Try it -
For the string "Delete", work out how many lines of the data contain it and give that number with nothing added.

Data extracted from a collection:
● ● ● ● ● ● ●
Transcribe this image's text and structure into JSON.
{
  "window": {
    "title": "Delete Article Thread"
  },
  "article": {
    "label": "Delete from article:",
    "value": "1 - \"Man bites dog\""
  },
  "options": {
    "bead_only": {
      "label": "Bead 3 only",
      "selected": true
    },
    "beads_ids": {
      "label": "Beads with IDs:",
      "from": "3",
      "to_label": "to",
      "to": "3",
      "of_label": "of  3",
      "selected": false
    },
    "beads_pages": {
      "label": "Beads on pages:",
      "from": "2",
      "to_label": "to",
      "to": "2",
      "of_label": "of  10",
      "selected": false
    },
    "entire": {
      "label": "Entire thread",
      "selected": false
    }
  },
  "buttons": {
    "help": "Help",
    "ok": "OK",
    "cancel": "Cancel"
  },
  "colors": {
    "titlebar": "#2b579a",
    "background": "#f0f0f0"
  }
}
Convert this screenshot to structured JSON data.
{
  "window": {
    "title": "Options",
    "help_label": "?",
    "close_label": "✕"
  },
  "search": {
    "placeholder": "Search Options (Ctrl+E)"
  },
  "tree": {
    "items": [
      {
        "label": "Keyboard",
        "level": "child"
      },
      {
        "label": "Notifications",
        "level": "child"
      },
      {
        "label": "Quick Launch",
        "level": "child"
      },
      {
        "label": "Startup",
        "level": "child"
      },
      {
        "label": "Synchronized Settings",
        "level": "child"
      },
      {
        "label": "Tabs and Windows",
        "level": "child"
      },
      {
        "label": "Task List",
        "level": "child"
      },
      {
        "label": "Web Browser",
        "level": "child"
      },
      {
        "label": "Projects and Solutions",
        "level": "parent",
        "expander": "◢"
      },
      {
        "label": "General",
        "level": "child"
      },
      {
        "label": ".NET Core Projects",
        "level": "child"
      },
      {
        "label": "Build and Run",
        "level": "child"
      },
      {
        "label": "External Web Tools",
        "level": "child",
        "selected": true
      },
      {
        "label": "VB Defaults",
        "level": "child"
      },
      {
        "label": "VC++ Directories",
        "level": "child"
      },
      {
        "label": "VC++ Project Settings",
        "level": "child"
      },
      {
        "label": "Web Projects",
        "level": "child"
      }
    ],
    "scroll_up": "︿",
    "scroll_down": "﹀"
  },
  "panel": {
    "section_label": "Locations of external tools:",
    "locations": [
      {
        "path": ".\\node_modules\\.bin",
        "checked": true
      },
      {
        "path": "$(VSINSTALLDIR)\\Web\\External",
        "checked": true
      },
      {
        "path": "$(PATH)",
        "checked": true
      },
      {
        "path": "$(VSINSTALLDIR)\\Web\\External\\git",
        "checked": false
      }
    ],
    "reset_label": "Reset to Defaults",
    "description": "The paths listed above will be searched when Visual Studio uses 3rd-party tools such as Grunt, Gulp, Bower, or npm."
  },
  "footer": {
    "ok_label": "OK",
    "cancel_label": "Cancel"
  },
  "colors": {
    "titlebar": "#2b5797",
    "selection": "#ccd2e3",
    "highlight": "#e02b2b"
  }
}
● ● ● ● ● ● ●
Written response -
2